> _Activity_: From the material below, copy out each line with the word "screenshot" in it.

(Data supplied)

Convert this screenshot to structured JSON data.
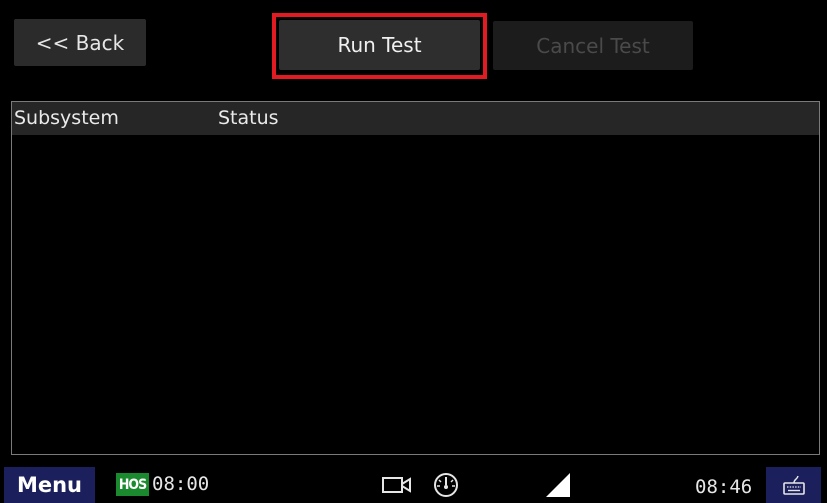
{
  "toolbar": {
    "back_label": "<< Back",
    "run_label": "Run Test",
    "cancel_label": "Cancel Test"
  },
  "table": {
    "columns": [
      "Subsystem",
      "Status"
    ],
    "rows": []
  },
  "status_bar": {
    "menu_label": "Menu",
    "hos_badge": "HOS",
    "hos_time": "08:00",
    "clock": "08:46",
    "icons": [
      "camera-icon",
      "gauge-icon",
      "signal-icon",
      "keyboard-icon"
    ]
  },
  "colors": {
    "highlight": "#e21b23",
    "menu_bg": "#1b1f5c",
    "hos_bg": "#1b8a2e"
  }
}
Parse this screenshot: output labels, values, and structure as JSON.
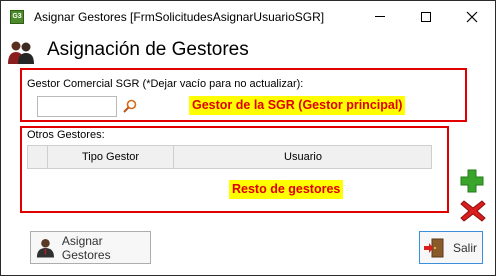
{
  "window": {
    "icon_text": "G3",
    "title": "Asignar Gestores [FrmSolicitudesAsignarUsuarioSGR]"
  },
  "header": {
    "title": "Asignación de Gestores"
  },
  "gestor": {
    "label": "Gestor Comercial SGR (*Dejar vacío para no actualizar):",
    "input_value": "",
    "annotation": "Gestor de la SGR   (Gestor principal)"
  },
  "otros": {
    "label": "Otros Gestores:",
    "columns": [
      "",
      "Tipo Gestor",
      "Usuario"
    ],
    "rows": [],
    "annotation": "Resto de gestores"
  },
  "buttons": {
    "asignar_label": "Asignar Gestores",
    "salir_label": "Salir"
  },
  "colors": {
    "annotation_red": "#e00000",
    "highlight_yellow": "#ffff00",
    "add_green": "#3aa52b",
    "delete_red": "#d81e1e"
  },
  "icons": [
    "app-icon",
    "people-icon",
    "search-icon",
    "add-icon",
    "delete-icon",
    "user-icon",
    "exit-door-icon"
  ]
}
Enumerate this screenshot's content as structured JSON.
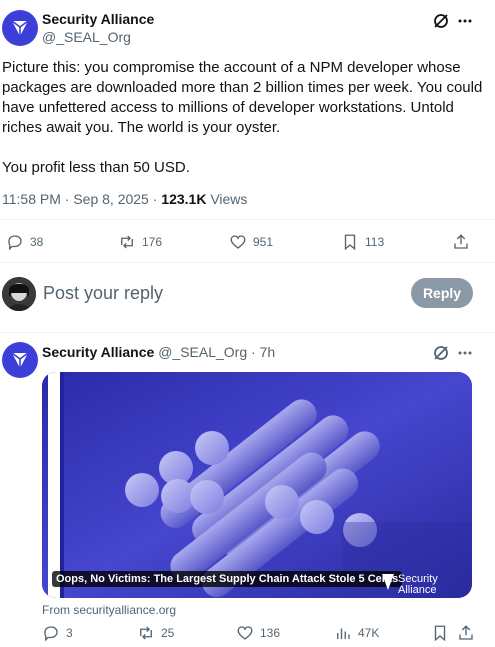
{
  "main_tweet": {
    "author_name": "Security Alliance",
    "author_handle": "@_SEAL_Org",
    "text_para1": "Picture this: you compromise the account of a NPM developer whose packages are downloaded more than 2 billion times per week. You could have unfettered access to millions of developer workstations. Untold riches await you. The world is your oyster.",
    "text_para2": "You profit less than 50 USD.",
    "time": "11:58 PM · Sep 8, 2025 · ",
    "views_count": "123.1K",
    "views_label": " Views",
    "replies": "38",
    "reposts": "176",
    "likes": "951",
    "bookmarks": "113"
  },
  "reply_box": {
    "placeholder": "Post your reply",
    "button_label": "Reply"
  },
  "second_tweet": {
    "author_name": "Security Alliance",
    "author_handle": "@_SEAL_Org",
    "time": "· 7h",
    "card_caption": "Oops, No Victims: The Largest Supply Chain Attack Stole 5 Cents",
    "card_logo_text_1": "Security",
    "card_logo_text_2": "Alliance",
    "card_source": "From securityalliance.org",
    "replies": "3",
    "reposts": "25",
    "likes": "136",
    "views": "47K"
  },
  "colors": {
    "brand": "#3b3fd8",
    "reply_button_disabled": "#8b98a5"
  }
}
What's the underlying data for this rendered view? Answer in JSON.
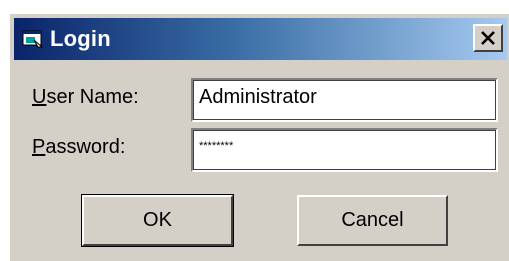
{
  "window": {
    "title": "Login",
    "close_glyph": "X"
  },
  "form": {
    "user_label_mnemonic": "U",
    "user_label_rest": "ser Name:",
    "user_value": "Administrator",
    "password_label_mnemonic": "P",
    "password_label_rest": "assword:",
    "password_masked": "********"
  },
  "buttons": {
    "ok_label": "OK",
    "cancel_label": "Cancel"
  },
  "icons": {
    "title": "window-app-icon",
    "close": "close-icon"
  },
  "colors": {
    "titlebar_start": "#0a246a",
    "titlebar_end": "#a6caf0",
    "dialog_face": "#d4d0c8"
  }
}
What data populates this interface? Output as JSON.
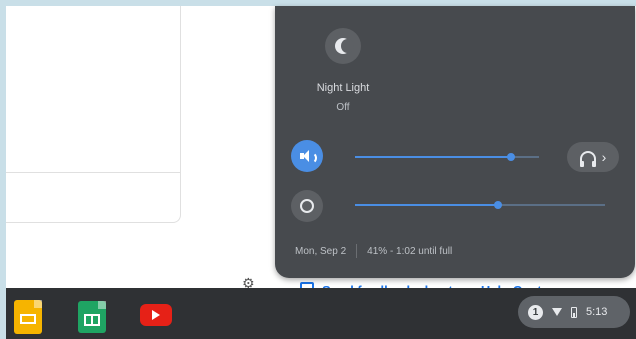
{
  "quick_settings": {
    "night_light": {
      "label": "Night Light",
      "state": "Off",
      "icon": "moon-icon"
    },
    "volume": {
      "icon": "speaker-icon",
      "level": 0.85
    },
    "audio_output": {
      "icon": "headphones-icon",
      "chevron": "›"
    },
    "brightness": {
      "icon": "brightness-icon",
      "level": 0.57
    },
    "footer": {
      "date": "Mon, Sep 2",
      "battery_status": "41% - 1:02 until full"
    }
  },
  "page": {
    "help_link": "Send feedback about our Help Center"
  },
  "shelf": {
    "apps": [
      {
        "name": "Google Slides",
        "icon": "slides-icon",
        "color": "#f6b400"
      },
      {
        "name": "Google Sheets",
        "icon": "sheets-icon",
        "color": "#1fa463"
      },
      {
        "name": "YouTube",
        "icon": "youtube-icon",
        "color": "#e62117"
      }
    ],
    "tray": {
      "notification_count": "1",
      "time": "5:13"
    }
  },
  "colors": {
    "accent": "#4a8ee4",
    "panel": "#474a4e",
    "shelf": "#2f3134"
  }
}
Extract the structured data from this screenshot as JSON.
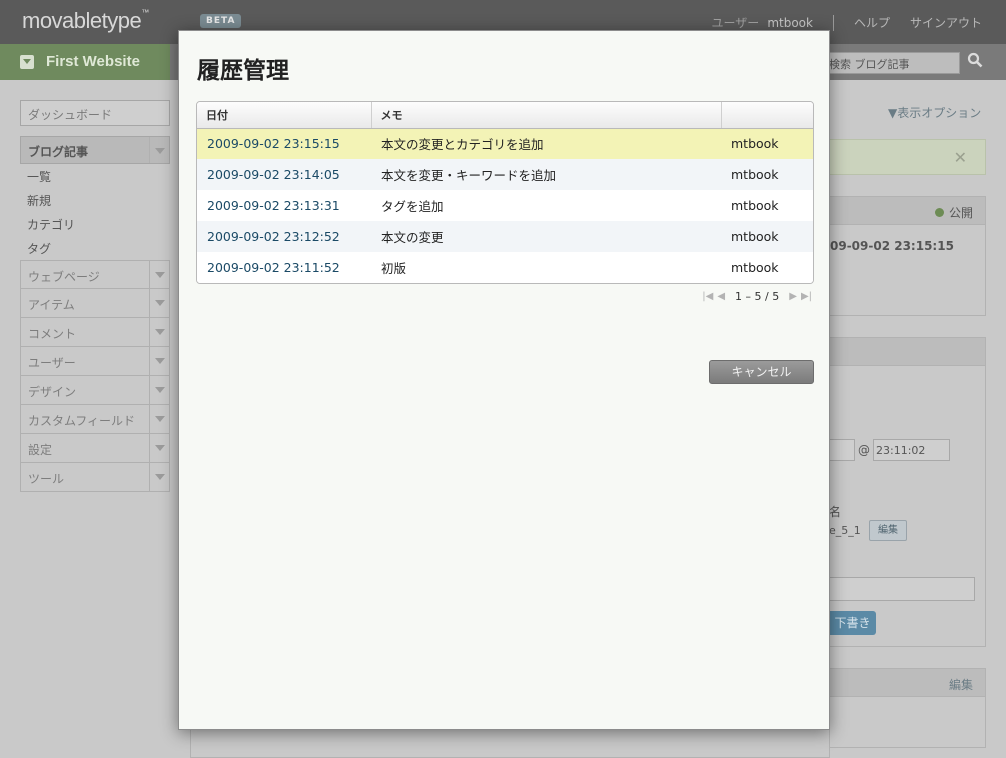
{
  "app": {
    "logo": "movabletype",
    "logo_tm": "™",
    "beta": "BETA",
    "user_label": "ユーザー",
    "user_name": "mtbook",
    "help": "ヘルプ",
    "signout": "サインアウト"
  },
  "site": {
    "name": "First Website",
    "search_placeholder": "検索 ブログ記事"
  },
  "sidebar": {
    "dashboard": "ダッシュボード",
    "group": "ブログ記事",
    "subitems": [
      "一覧",
      "新規",
      "カテゴリ",
      "タグ"
    ],
    "items": [
      "ウェブページ",
      "アイテム",
      "コメント",
      "ユーザー",
      "デザイン",
      "カスタムフィールド",
      "設定",
      "ツール"
    ]
  },
  "right": {
    "display_options": "▼表示オプション",
    "status": "公開",
    "datetime": "09-09-02 23:15:15",
    "time": "23:11:02",
    "at": "@",
    "name_label": "名",
    "basename": "e_5_1",
    "edit_small": "編集",
    "draft": "下書き",
    "edit": "編集"
  },
  "modal": {
    "title": "履歴管理",
    "columns": [
      "日付",
      "メモ",
      ""
    ],
    "rows": [
      {
        "date": "2009-09-02 23:15:15",
        "memo": "本文の変更とカテゴリを追加",
        "user": "mtbook"
      },
      {
        "date": "2009-09-02 23:14:05",
        "memo": "本文を変更・キーワードを追加",
        "user": "mtbook"
      },
      {
        "date": "2009-09-02 23:13:31",
        "memo": "タグを追加",
        "user": "mtbook"
      },
      {
        "date": "2009-09-02 23:12:52",
        "memo": "本文の変更",
        "user": "mtbook"
      },
      {
        "date": "2009-09-02 23:11:52",
        "memo": "初版",
        "user": "mtbook"
      }
    ],
    "pager": "1 – 5 / 5",
    "cancel": "キャンセル"
  },
  "icons": {
    "search": "search-icon",
    "close": "close-icon",
    "check": "check-icon",
    "first": "first-page-icon",
    "prev": "prev-page-icon",
    "next": "next-page-icon",
    "last": "last-page-icon"
  }
}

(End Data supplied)

> _Exercise answer_:
Convert this screenshot to structured JSON data.
Parse this screenshot: output labels, values, and structure as JSON.
Enumerate this screenshot's content as structured JSON.
Extract the structured data from this screenshot as JSON.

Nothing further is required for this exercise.